A Michigander with dreams of owning a massive piece of Texas land isn't sure how he would occupy himself on his $32.5 million spread.
A California man tried to bring his pet possum on a passenger plane, and a clerical error brought a temporary $37 million windfall to a Rowlett couple.
The TexanistSee All
Q: My husband, who is a grown man, sometimes drives around town without a shirt, as if he were some kind of a small-town teenager coming home from mowing lawns or the swimming hole. He says that it’s no big deal, but it is a big deal, right? He shouldn’t do this, should he? Please back me up here. Sandra Garcia, Fort Worth A: Wading into dustups between wives and… Read Story
Country NotesSee All
Some forty years ago, a desk was dragged to the top of a hill in Alpine that overlooks the Big Bend. The notebooks stashed inside continue to capture big thoughts from the people who travel there.
Lelton Morse races homing pigeons in Central Texas. He sends his birds hundreds of miles away, waits and watches, and knows they’re flying home.
Not many people will drive the mail to places the U.S. Postal Service won’t. Seventy-one-year-old Gilbert Lujan is one of them.
Small-town papers often serve as bearers of civic pride. But the former owners of Marfa’s Big Bend Sentinel and Presidio’s International learned long ago that writing the news meant looking out for their neighbors.
Healing a spooked horse takes time, patience, and skill. And maybe a little help from beyond.
The railway and Marfa are forever intertwined.
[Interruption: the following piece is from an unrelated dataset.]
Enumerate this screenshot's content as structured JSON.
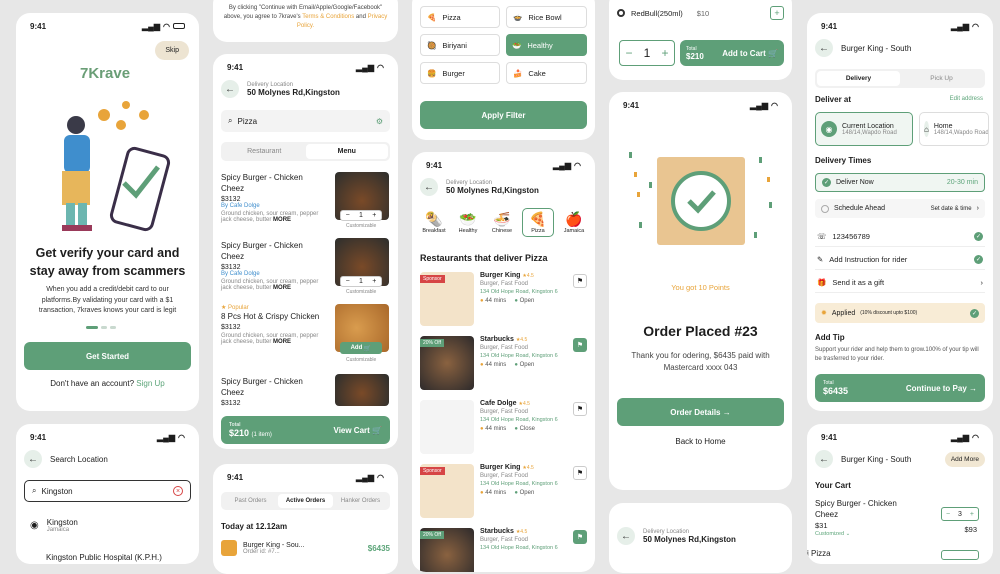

Without a good shoeing, a horse can indeed be lost. Enter the farrier.
Ninety-three-year-old Armando Vasquez tells of a place that used to be.